As far as skills are concerned, Sathyaraj emphasises operating with high values and dignity. He tells me it’s the DNA of Novartis. He also firmly believes in critical skills.

If you want to shine in market research and digital insights, you must expect you’ll embrace project management. As an insights or intelligence practitioner, you’ll do some data wrangling, and it comes down to how efficiently you use models and tools. From there, you’ll work on data analytics, which will involve showcasing this to consumers.

Sathyaraj’s advice to his younger self is understanding your potential involves connecting the knowledge you possess to a translation that is useful for society. He suggests thinking of how you want to be educated and where do you want to structure your career path. In today’s world, young people can become siloed while doing things, but they need to do things with others. He also says he would tell his younger self to take care of himself regarding health and family.

Sathyaraj tells me his journey has shaped who he is by changing his trajectory. His first experience at a startup, where there is not a lot of bureaucracy, gave him a lot of exposure to perform and to explore new avenues. Then, he changed his trajectory again by moving from analytics to data insights. Data tools changed his trajectory.
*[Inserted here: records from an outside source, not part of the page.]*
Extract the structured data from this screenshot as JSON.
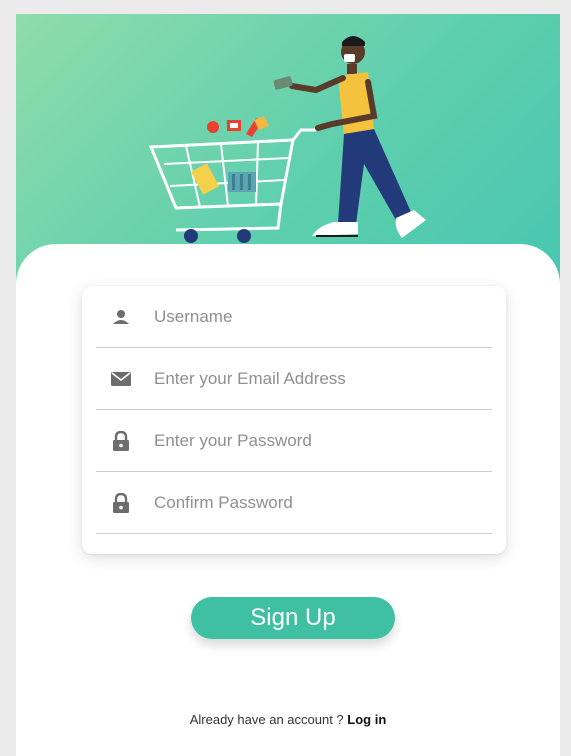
{
  "form": {
    "username_placeholder": "Username",
    "email_placeholder": "Enter your Email Address",
    "password_placeholder": "Enter your Password",
    "confirm_placeholder": "Confirm Password"
  },
  "actions": {
    "signup_label": "Sign Up",
    "login_prompt": "Already have an account ? ",
    "login_link": "Log in"
  },
  "icons": {
    "username": "person-icon",
    "email": "envelope-icon",
    "password": "lock-icon",
    "confirm": "lock-icon"
  },
  "colors": {
    "accent": "#3fc0a3",
    "hero_start": "#8fdcaa",
    "hero_end": "#47c6b0"
  }
}
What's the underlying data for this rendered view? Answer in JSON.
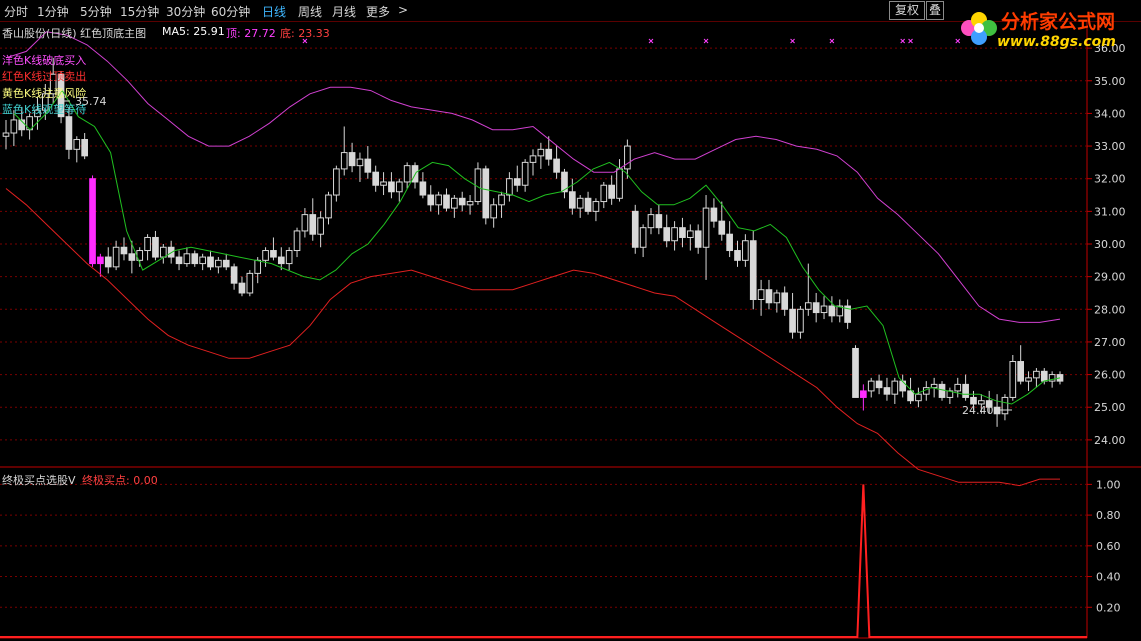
{
  "toolbar": {
    "periods": [
      "分时",
      "1分钟",
      "5分钟",
      "15分钟",
      "30分钟",
      "60分钟",
      "日线",
      "周线",
      "月线",
      "更多"
    ],
    "active_index": 6,
    "more_arrow": ">",
    "fuquan_label": "复权",
    "second_label": "叠"
  },
  "logo": {
    "title": "分析家公式网",
    "url": "www.88gs.com"
  },
  "main_header": {
    "title": "香山股份(日线) 红色顶底主图",
    "ma5_label": "MA5: 25.91",
    "top_label": "顶: 27.72",
    "bottom_label": "底: 23.33"
  },
  "legend": [
    {
      "text": "洋色K线破底买入",
      "color": "#ff4fff"
    },
    {
      "text": "红色K线过顶卖出",
      "color": "#ff3030"
    },
    {
      "text": "黄色K线注意风险",
      "color": "#ffff80"
    },
    {
      "text": "蓝色K线观望等待",
      "color": "#40d0d0"
    }
  ],
  "annotations": {
    "high_label": "35.74",
    "low_label": "24.40"
  },
  "sub_header": {
    "title": "终极买点选股V",
    "value_label": "终极买点: 0.00"
  },
  "colors": {
    "background": "#000000",
    "grid": "#7a0000",
    "axis": "#c00000",
    "candle": "#d8d8d8",
    "magenta_candle": "#ff2cff",
    "ma5": "#20c020",
    "top_band": "#d040d0",
    "bottom_band": "#e02020",
    "signal": "#ff2020",
    "active_tab": "#3fb7ff"
  },
  "chart_data": [
    {
      "type": "candlestick",
      "title": "香山股份(日线) 红色顶底主图",
      "ylim": [
        23.2,
        36.8
      ],
      "y_ticks": [
        "36.00",
        "35.00",
        "34.00",
        "33.00",
        "32.00",
        "31.00",
        "30.00",
        "29.00",
        "28.00",
        "27.00",
        "26.00",
        "25.00",
        "24.00"
      ],
      "candles": [
        [
          33.3,
          33.8,
          32.9,
          33.4
        ],
        [
          33.4,
          34.1,
          33.0,
          33.8
        ],
        [
          33.8,
          34.2,
          33.3,
          33.5
        ],
        [
          33.5,
          34.0,
          33.2,
          33.9
        ],
        [
          33.9,
          34.5,
          33.5,
          34.1
        ],
        [
          34.1,
          34.9,
          33.8,
          34.6
        ],
        [
          34.6,
          35.7,
          34.3,
          35.2
        ],
        [
          35.2,
          35.3,
          33.7,
          33.9
        ],
        [
          33.9,
          34.2,
          32.6,
          32.9
        ],
        [
          32.9,
          33.3,
          32.5,
          33.2
        ],
        [
          33.2,
          33.4,
          32.6,
          32.7
        ],
        [
          32.0,
          32.1,
          29.3,
          29.4
        ],
        [
          29.4,
          29.7,
          29.0,
          29.6
        ],
        [
          29.6,
          29.9,
          29.1,
          29.3
        ],
        [
          29.3,
          30.1,
          29.2,
          29.9
        ],
        [
          29.9,
          30.2,
          29.5,
          29.7
        ],
        [
          29.7,
          30.1,
          29.1,
          29.5
        ],
        [
          29.5,
          29.9,
          29.3,
          29.8
        ],
        [
          29.8,
          30.3,
          29.5,
          30.2
        ],
        [
          30.2,
          30.4,
          29.5,
          29.6
        ],
        [
          29.6,
          30.0,
          29.4,
          29.9
        ],
        [
          29.9,
          30.1,
          29.4,
          29.6
        ],
        [
          29.6,
          29.8,
          29.2,
          29.4
        ],
        [
          29.4,
          29.9,
          29.3,
          29.7
        ],
        [
          29.7,
          29.8,
          29.3,
          29.4
        ],
        [
          29.4,
          29.7,
          29.2,
          29.6
        ],
        [
          29.6,
          29.8,
          29.2,
          29.3
        ],
        [
          29.3,
          29.6,
          29.1,
          29.5
        ],
        [
          29.5,
          29.7,
          29.2,
          29.3
        ],
        [
          29.3,
          29.4,
          28.6,
          28.8
        ],
        [
          28.8,
          29.0,
          28.4,
          28.5
        ],
        [
          28.5,
          29.2,
          28.4,
          29.1
        ],
        [
          29.1,
          29.6,
          28.8,
          29.5
        ],
        [
          29.5,
          29.9,
          29.3,
          29.8
        ],
        [
          29.8,
          30.2,
          29.5,
          29.6
        ],
        [
          29.6,
          29.9,
          29.2,
          29.4
        ],
        [
          29.4,
          29.9,
          29.2,
          29.8
        ],
        [
          29.8,
          30.5,
          29.6,
          30.4
        ],
        [
          30.4,
          31.1,
          30.2,
          30.9
        ],
        [
          30.9,
          31.4,
          30.1,
          30.3
        ],
        [
          30.3,
          31.0,
          29.9,
          30.8
        ],
        [
          30.8,
          31.6,
          30.6,
          31.5
        ],
        [
          31.5,
          32.4,
          31.3,
          32.3
        ],
        [
          32.3,
          33.6,
          32.1,
          32.8
        ],
        [
          32.8,
          33.1,
          32.2,
          32.4
        ],
        [
          32.4,
          32.8,
          31.9,
          32.6
        ],
        [
          32.6,
          33.0,
          32.0,
          32.2
        ],
        [
          32.2,
          32.4,
          31.6,
          31.8
        ],
        [
          31.8,
          32.2,
          31.5,
          31.9
        ],
        [
          31.9,
          32.2,
          31.4,
          31.6
        ],
        [
          31.6,
          32.0,
          31.3,
          31.9
        ],
        [
          31.9,
          32.5,
          31.7,
          32.4
        ],
        [
          32.4,
          32.5,
          31.7,
          31.9
        ],
        [
          31.9,
          32.2,
          31.4,
          31.5
        ],
        [
          31.5,
          31.8,
          31.0,
          31.2
        ],
        [
          31.2,
          31.6,
          30.9,
          31.5
        ],
        [
          31.5,
          31.7,
          31.0,
          31.1
        ],
        [
          31.1,
          31.5,
          30.8,
          31.4
        ],
        [
          31.4,
          31.6,
          31.0,
          31.2
        ],
        [
          31.2,
          31.5,
          30.9,
          31.3
        ],
        [
          31.3,
          32.5,
          31.2,
          32.3
        ],
        [
          32.3,
          32.4,
          30.6,
          30.8
        ],
        [
          30.8,
          31.4,
          30.5,
          31.2
        ],
        [
          31.2,
          31.6,
          30.8,
          31.5
        ],
        [
          31.5,
          32.2,
          31.3,
          32.0
        ],
        [
          32.0,
          32.4,
          31.6,
          31.8
        ],
        [
          31.8,
          32.6,
          31.6,
          32.5
        ],
        [
          32.5,
          32.9,
          32.1,
          32.7
        ],
        [
          32.7,
          33.1,
          32.3,
          32.9
        ],
        [
          32.9,
          33.3,
          32.4,
          32.6
        ],
        [
          32.6,
          33.0,
          32.0,
          32.2
        ],
        [
          32.2,
          32.3,
          31.4,
          31.6
        ],
        [
          31.6,
          32.0,
          30.9,
          31.1
        ],
        [
          31.1,
          31.5,
          30.8,
          31.4
        ],
        [
          31.4,
          31.6,
          30.9,
          31.0
        ],
        [
          31.0,
          31.4,
          30.7,
          31.3
        ],
        [
          31.3,
          31.9,
          31.1,
          31.8
        ],
        [
          31.8,
          32.1,
          31.2,
          31.4
        ],
        [
          31.4,
          32.6,
          31.3,
          32.3
        ],
        [
          32.3,
          33.2,
          32.0,
          33.0
        ],
        [
          31.0,
          31.2,
          29.7,
          29.9
        ],
        [
          29.9,
          30.6,
          29.6,
          30.5
        ],
        [
          30.5,
          31.1,
          30.3,
          30.9
        ],
        [
          30.9,
          31.2,
          30.3,
          30.5
        ],
        [
          30.5,
          30.9,
          29.9,
          30.1
        ],
        [
          30.1,
          30.7,
          29.8,
          30.5
        ],
        [
          30.5,
          30.8,
          29.9,
          30.2
        ],
        [
          30.2,
          30.6,
          29.8,
          30.4
        ],
        [
          30.4,
          30.6,
          29.7,
          29.9
        ],
        [
          29.9,
          31.5,
          28.9,
          31.1
        ],
        [
          31.1,
          31.4,
          30.5,
          30.7
        ],
        [
          30.7,
          31.3,
          30.1,
          30.3
        ],
        [
          30.3,
          30.7,
          29.6,
          29.8
        ],
        [
          29.8,
          30.1,
          29.3,
          29.5
        ],
        [
          29.5,
          30.3,
          29.3,
          30.1
        ],
        [
          30.1,
          30.4,
          28.0,
          28.3
        ],
        [
          28.3,
          28.9,
          27.8,
          28.6
        ],
        [
          28.6,
          28.9,
          28.0,
          28.2
        ],
        [
          28.2,
          28.6,
          27.9,
          28.5
        ],
        [
          28.5,
          28.7,
          27.8,
          28.0
        ],
        [
          28.0,
          28.5,
          27.1,
          27.3
        ],
        [
          27.3,
          28.1,
          27.1,
          28.0
        ],
        [
          28.0,
          29.4,
          27.8,
          28.2
        ],
        [
          28.2,
          28.5,
          27.6,
          27.9
        ],
        [
          27.9,
          28.4,
          27.7,
          28.1
        ],
        [
          28.1,
          28.4,
          27.6,
          27.8
        ],
        [
          27.8,
          28.3,
          27.6,
          28.1
        ],
        [
          28.1,
          28.3,
          27.4,
          27.6
        ],
        [
          26.8,
          26.9,
          25.3,
          25.3
        ],
        [
          25.3,
          25.7,
          24.9,
          25.5
        ],
        [
          25.5,
          25.9,
          25.3,
          25.8
        ],
        [
          25.8,
          26.0,
          25.4,
          25.6
        ],
        [
          25.6,
          25.9,
          25.2,
          25.4
        ],
        [
          25.4,
          25.9,
          25.1,
          25.8
        ],
        [
          25.8,
          26.0,
          25.3,
          25.5
        ],
        [
          25.5,
          25.9,
          25.1,
          25.2
        ],
        [
          25.2,
          25.6,
          25.0,
          25.4
        ],
        [
          25.4,
          25.8,
          25.2,
          25.6
        ],
        [
          25.6,
          25.9,
          25.3,
          25.7
        ],
        [
          25.7,
          25.8,
          25.2,
          25.3
        ],
        [
          25.3,
          25.6,
          25.1,
          25.5
        ],
        [
          25.5,
          25.9,
          25.3,
          25.7
        ],
        [
          25.7,
          26.0,
          25.2,
          25.3
        ],
        [
          25.3,
          25.5,
          24.9,
          25.1
        ],
        [
          25.1,
          25.4,
          24.8,
          25.2
        ],
        [
          25.2,
          25.5,
          24.8,
          25.0
        ],
        [
          25.0,
          25.4,
          24.4,
          24.8
        ],
        [
          24.8,
          25.4,
          24.6,
          25.3
        ],
        [
          25.3,
          26.6,
          25.2,
          26.4
        ],
        [
          26.4,
          26.9,
          25.7,
          25.8
        ],
        [
          25.8,
          26.1,
          25.5,
          25.9
        ],
        [
          25.9,
          26.2,
          25.6,
          26.1
        ],
        [
          26.1,
          26.2,
          25.7,
          25.8
        ],
        [
          25.8,
          26.1,
          25.6,
          26.0
        ],
        [
          26.0,
          26.1,
          25.7,
          25.8
        ]
      ],
      "magenta_indices": [
        11,
        12,
        109
      ],
      "top_band": [
        35.7,
        35.9,
        36.5,
        36.4,
        36.1,
        35.6,
        35.0,
        34.3,
        33.8,
        33.3,
        33.0,
        33.0,
        33.3,
        33.7,
        34.2,
        34.6,
        34.8,
        34.8,
        34.7,
        34.4,
        34.2,
        34.1,
        34.0,
        33.8,
        33.5,
        33.5,
        33.6,
        33.1,
        32.6,
        32.2,
        32.2,
        32.6,
        32.8,
        32.6,
        32.6,
        32.9,
        33.2,
        33.3,
        33.2,
        33.0,
        32.9,
        32.7,
        32.2,
        31.4,
        30.9,
        30.3,
        29.7,
        28.9,
        28.1,
        27.7,
        27.6,
        27.6,
        27.7
      ],
      "bottom_band": [
        31.7,
        31.2,
        30.6,
        30.0,
        29.4,
        28.9,
        28.3,
        27.7,
        27.2,
        26.9,
        26.7,
        26.5,
        26.5,
        26.7,
        26.9,
        27.5,
        28.3,
        28.8,
        29.0,
        29.1,
        29.2,
        29.0,
        28.8,
        28.6,
        28.6,
        28.6,
        28.8,
        29.0,
        29.2,
        29.1,
        28.9,
        28.7,
        28.5,
        28.4,
        28.0,
        27.6,
        27.2,
        26.8,
        26.4,
        26.0,
        25.6,
        25.0,
        24.5,
        24.2,
        23.6,
        23.1,
        22.9,
        22.7,
        22.7,
        22.7,
        22.6,
        22.8,
        22.8
      ],
      "ma5": [
        34.0,
        33.5,
        34.0,
        34.7,
        33.9,
        33.6,
        32.8,
        30.4,
        29.2,
        29.5,
        29.8,
        29.9,
        29.8,
        29.7,
        29.6,
        29.5,
        29.4,
        29.2,
        29.0,
        28.9,
        29.2,
        29.7,
        30.0,
        30.6,
        31.3,
        32.2,
        32.5,
        32.4,
        32.0,
        31.7,
        31.6,
        31.5,
        31.3,
        31.5,
        31.6,
        31.9,
        32.3,
        32.5,
        32.2,
        31.6,
        31.2,
        31.2,
        31.4,
        31.8,
        31.2,
        30.5,
        30.4,
        30.6,
        30.2,
        29.3,
        28.6,
        28.1,
        28.0,
        28.1,
        27.5,
        25.9,
        25.4,
        25.6,
        25.5,
        25.4,
        25.4,
        25.2,
        25.1,
        25.4,
        25.8,
        25.9
      ]
    },
    {
      "type": "line",
      "title": "终极买点选股V",
      "series": [
        {
          "name": "终极买点",
          "peak_index": 109,
          "peak_value": 1.0
        }
      ],
      "ylim": [
        0,
        1.1
      ],
      "y_ticks": [
        "1.00",
        "0.80",
        "0.60",
        "0.40",
        "0.20"
      ]
    }
  ]
}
He can now do more meaningful things with insights, and he can follow what his colleagues do. He can learn from and be inspired by not only colleagues but also from books and industry leaders.

As far as mentors are concerned, his former boss was a unicorn, an MD with a background in clinical life sciences combined with technology experience. Sathyaraj’s former boss could put out a problem statement and come up with plans A, B, and C, each of which was unique. He had a different way of doing things. Driving for new things, he wanted to be an innovator coming up with new products and new solutions.

Sathyaraj suggests reading resources such as the HBR, the McKinsey white papers, and blogs covering the latest technologies. He also recommends reading the Japanese book Ikigai and Simon Sinek’s “Start with Why”.

His leadership style at Novartis follows the company’s DNA to stay curious. They ensure leadership sets clear goals and removes obstacles to those goals for the team. He aims to create more curiosity.

Sathyaraj’s advice for someone pursuing a career in data insights is to build expertise and create opportunities for yourself. Needs exist in every area. Be creative. Insights has to be integrated with data science. That is the industry’s expectation. He says to enjoy every aspect of analytics.

In the next three to five years, Sathyaraj is not sure where he will land. But he does plan on using technologies to the fullest to transfer to more meaningful insights. He wants to integrate consumer insights into brand performance. He plans to transition from a siloed approach to more of an enterprise solution. Then, end users will be able to use actionable insights to do some forecasting.

The full version of the podcast with Sathyaraj Aasaithambi can be listened here: